MODEST Army medic Kate Roberts has described helping a doctor carry out a roadside operation on a crash victim as "nothing special".

The Army reservist said she had only done what she’s been trained to do when she and members of her squadron stopped to assist three people injured in a two-car crash on the A470 between Brecon and Felinfach.

The soldiers had been travelling in a convoy, from the Sennybridge Army Camp, when they were they came across the two car crash.

Kate, a lance corporal with the Royal Welsh Transport Regiment, had been travelling back to Queensferry, North Wales with other members of regiment’s 398 Squadron and arrived at the scene of the crash near the Hay Road junction before any of the emergency services on Sunday, March 20.

Three people had been injured in the afternoon crash, a woman who was in shock, a man with chest injuries from an airbag and the man who was conscious but with serious injuries.

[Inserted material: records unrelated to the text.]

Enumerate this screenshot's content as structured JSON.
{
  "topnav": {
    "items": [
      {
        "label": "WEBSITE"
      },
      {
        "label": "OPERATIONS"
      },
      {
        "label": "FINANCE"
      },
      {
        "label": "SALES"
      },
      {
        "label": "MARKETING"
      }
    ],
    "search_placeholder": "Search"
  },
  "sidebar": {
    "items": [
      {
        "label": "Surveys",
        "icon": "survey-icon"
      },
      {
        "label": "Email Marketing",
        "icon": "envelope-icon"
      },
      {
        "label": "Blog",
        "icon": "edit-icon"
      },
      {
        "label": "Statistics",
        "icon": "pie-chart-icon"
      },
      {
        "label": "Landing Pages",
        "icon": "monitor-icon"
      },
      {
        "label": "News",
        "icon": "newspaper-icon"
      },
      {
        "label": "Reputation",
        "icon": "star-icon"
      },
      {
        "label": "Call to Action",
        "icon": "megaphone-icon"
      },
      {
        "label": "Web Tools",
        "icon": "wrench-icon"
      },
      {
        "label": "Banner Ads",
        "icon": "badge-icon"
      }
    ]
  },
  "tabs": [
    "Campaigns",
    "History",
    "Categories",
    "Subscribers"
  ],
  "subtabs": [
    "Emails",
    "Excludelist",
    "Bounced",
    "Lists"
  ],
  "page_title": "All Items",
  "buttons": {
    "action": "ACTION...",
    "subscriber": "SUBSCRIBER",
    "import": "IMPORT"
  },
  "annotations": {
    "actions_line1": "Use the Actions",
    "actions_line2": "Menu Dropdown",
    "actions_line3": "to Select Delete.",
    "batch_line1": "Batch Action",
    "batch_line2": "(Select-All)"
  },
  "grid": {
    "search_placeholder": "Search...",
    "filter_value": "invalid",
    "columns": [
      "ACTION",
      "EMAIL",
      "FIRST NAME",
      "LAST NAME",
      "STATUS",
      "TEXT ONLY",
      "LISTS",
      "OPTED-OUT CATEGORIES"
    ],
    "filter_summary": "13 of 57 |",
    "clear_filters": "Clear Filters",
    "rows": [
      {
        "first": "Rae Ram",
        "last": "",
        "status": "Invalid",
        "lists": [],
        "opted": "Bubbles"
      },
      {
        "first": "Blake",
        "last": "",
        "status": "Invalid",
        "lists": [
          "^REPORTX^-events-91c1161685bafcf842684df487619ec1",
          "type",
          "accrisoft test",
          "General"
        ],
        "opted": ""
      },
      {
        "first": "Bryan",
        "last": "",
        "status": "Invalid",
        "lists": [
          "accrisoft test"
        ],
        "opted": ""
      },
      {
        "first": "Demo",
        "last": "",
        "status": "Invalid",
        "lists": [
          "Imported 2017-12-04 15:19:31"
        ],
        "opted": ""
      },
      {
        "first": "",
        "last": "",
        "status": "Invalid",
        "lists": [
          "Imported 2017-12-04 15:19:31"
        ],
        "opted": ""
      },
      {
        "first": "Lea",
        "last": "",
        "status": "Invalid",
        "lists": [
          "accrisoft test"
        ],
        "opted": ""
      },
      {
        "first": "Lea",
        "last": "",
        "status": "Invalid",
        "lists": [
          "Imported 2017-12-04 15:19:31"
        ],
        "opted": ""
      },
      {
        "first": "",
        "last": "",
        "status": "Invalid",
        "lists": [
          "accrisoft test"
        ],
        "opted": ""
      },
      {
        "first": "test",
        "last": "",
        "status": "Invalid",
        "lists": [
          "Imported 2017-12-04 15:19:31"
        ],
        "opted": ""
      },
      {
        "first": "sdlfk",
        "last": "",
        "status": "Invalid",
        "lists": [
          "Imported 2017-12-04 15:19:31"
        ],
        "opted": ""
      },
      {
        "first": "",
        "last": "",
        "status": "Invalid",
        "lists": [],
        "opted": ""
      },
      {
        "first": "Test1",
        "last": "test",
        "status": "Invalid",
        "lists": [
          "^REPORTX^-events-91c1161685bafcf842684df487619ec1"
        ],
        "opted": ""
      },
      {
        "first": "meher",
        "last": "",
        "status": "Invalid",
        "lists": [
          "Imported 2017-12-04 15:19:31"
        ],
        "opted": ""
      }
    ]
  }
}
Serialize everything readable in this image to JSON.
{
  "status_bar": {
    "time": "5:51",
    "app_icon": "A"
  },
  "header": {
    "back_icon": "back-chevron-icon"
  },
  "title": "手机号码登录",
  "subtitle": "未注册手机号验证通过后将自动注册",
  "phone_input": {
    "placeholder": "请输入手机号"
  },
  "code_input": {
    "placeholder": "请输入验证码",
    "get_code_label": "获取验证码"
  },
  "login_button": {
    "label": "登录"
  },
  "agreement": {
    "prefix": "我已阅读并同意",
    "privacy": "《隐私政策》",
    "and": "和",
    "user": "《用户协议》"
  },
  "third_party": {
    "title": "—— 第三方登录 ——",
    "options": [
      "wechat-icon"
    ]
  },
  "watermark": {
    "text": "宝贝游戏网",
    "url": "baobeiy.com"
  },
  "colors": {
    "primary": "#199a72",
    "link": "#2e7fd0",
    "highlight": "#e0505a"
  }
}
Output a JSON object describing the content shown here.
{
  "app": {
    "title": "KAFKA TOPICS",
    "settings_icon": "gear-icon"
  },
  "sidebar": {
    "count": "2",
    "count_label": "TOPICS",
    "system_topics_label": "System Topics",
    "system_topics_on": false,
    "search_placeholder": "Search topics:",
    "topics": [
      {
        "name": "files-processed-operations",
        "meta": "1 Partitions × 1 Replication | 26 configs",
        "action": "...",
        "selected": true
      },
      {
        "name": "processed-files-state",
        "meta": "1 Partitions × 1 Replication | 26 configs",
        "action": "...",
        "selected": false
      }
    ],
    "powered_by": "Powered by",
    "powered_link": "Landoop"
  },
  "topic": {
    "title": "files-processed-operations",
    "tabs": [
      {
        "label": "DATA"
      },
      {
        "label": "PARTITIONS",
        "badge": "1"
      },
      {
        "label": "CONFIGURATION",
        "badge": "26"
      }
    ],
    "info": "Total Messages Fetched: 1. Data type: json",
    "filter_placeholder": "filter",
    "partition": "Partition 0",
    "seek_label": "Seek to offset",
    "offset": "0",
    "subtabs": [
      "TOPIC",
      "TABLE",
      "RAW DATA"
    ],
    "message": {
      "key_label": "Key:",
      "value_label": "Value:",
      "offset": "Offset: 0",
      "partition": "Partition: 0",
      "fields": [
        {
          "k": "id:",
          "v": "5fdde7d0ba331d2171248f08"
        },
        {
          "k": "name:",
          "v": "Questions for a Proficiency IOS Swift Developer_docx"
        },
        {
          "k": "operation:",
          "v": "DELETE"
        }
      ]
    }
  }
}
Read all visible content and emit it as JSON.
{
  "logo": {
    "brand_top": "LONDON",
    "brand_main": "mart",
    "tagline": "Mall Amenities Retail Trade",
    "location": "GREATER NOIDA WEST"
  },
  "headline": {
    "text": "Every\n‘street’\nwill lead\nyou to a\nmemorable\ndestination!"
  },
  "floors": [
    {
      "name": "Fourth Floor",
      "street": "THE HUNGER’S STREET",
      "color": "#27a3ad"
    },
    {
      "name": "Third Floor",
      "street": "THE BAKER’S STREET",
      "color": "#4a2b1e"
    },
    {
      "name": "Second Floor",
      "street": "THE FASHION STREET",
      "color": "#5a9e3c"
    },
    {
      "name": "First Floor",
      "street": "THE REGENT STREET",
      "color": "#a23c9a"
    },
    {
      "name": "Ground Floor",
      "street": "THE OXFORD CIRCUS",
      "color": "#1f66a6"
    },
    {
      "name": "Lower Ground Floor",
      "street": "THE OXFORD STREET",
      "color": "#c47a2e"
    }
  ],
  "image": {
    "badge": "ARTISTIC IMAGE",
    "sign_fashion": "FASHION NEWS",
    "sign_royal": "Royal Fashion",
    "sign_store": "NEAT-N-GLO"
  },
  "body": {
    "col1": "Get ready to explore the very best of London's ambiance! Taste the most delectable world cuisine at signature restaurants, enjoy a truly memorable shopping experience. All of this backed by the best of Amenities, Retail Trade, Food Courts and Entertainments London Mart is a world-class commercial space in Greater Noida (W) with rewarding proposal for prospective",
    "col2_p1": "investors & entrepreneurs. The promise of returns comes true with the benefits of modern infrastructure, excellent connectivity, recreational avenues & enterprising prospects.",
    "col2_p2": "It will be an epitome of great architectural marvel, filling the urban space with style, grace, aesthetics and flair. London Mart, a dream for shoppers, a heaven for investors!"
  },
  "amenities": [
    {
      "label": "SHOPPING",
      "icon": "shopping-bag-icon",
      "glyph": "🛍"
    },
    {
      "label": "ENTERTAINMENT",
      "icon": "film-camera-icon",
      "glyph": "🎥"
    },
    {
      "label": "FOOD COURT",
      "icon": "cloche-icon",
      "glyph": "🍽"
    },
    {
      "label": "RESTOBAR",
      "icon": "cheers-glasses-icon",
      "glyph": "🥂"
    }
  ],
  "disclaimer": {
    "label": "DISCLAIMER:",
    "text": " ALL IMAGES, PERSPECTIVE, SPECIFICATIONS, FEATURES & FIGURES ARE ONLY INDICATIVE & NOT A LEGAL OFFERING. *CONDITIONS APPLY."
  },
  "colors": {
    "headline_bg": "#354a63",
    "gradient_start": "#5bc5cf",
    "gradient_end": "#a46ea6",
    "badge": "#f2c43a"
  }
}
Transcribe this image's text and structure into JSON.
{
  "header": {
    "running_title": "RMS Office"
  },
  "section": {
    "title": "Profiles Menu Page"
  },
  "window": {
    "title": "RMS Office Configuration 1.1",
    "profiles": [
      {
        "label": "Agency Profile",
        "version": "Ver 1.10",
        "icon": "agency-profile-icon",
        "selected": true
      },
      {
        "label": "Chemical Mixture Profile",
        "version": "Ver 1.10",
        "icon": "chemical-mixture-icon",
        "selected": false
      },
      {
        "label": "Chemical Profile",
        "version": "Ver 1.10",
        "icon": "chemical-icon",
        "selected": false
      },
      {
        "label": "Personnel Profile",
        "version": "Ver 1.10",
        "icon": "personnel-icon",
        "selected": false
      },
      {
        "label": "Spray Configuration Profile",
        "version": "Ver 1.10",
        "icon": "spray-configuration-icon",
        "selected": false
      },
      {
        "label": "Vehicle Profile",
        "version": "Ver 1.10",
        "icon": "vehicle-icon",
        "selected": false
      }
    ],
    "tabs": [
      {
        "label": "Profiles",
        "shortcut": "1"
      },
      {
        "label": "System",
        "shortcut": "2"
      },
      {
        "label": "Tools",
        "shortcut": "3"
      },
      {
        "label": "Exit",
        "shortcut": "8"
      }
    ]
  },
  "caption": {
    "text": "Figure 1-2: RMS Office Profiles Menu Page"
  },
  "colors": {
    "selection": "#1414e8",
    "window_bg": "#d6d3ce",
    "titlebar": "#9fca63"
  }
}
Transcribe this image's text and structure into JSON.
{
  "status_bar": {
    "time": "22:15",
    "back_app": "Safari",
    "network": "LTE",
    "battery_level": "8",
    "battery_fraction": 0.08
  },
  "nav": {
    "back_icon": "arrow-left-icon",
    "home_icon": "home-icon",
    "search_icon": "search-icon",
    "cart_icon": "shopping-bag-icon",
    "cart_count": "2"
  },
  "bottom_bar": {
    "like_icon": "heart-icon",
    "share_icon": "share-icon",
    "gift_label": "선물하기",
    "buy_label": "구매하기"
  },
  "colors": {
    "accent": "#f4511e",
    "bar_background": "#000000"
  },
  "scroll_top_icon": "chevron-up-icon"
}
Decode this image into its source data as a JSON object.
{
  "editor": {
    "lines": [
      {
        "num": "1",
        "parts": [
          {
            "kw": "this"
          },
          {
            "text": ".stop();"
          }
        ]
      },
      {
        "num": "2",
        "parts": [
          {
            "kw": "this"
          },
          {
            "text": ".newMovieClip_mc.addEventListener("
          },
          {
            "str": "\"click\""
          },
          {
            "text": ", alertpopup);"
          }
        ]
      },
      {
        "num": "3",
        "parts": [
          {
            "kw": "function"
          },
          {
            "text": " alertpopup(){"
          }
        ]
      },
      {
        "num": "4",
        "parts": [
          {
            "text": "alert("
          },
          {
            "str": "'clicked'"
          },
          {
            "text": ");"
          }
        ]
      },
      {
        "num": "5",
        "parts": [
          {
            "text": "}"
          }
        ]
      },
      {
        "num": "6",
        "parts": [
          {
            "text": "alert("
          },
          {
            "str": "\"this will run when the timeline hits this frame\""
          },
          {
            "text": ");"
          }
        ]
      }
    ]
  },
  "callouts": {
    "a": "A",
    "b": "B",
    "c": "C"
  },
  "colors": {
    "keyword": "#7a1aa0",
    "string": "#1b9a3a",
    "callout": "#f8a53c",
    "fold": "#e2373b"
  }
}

Two doctors, who’d been passing, had already begun treating the man who suffered serious injuries but let mum of one Kate take over his care due to her knowledge and experience of dealing with serious trauma.

When paramedics and a flying doctor arrived they had to carry out an emergency operation, under general anaesthetic, on the man and Kate assisted them.

Kate, who stayed with the man until he was airlifted to hospital, said: "I don’t think I’ve done anything special. I came across an accident and did what I was trained to do. I’ve been a trained combat medic for 10 years.

"I just did what I’m trained to do and then came home to be a mum," said Kate who works as a recruiter for the Army Reserve and also completed a tour of duty of Iraq in 2007.

"I live with my mum and daughter and when I came home I said ’I’m sorry I’m a bit late, there was an accident on the way home and we had to sort the kit out’. She was like ’ooh well’ and then I went for a shower."

Kate, who had been driving the Army Land Rover back after a weekend training exercise at Sennybridge, said her commanding officer Trevor Speed, a civilian police officer, took charge and began directing traffic.

"We thought there was a speed camera as three cars passed us and flashed us. When we got there I thought ’ooh my God it’s not a speed camera’ and there were no emergency services on the scene.

"Our Commanding Officer, Trevor Speed, is a civilian police officer and he just took control of the scene and I went straight in to see the people in the cars.

"I’ve been on a tour of duty as a medic in Iraq in 2007 so have treated people with serious injuries."

The lance corporal has been recommended for a formal recognition from her regiment for her actions.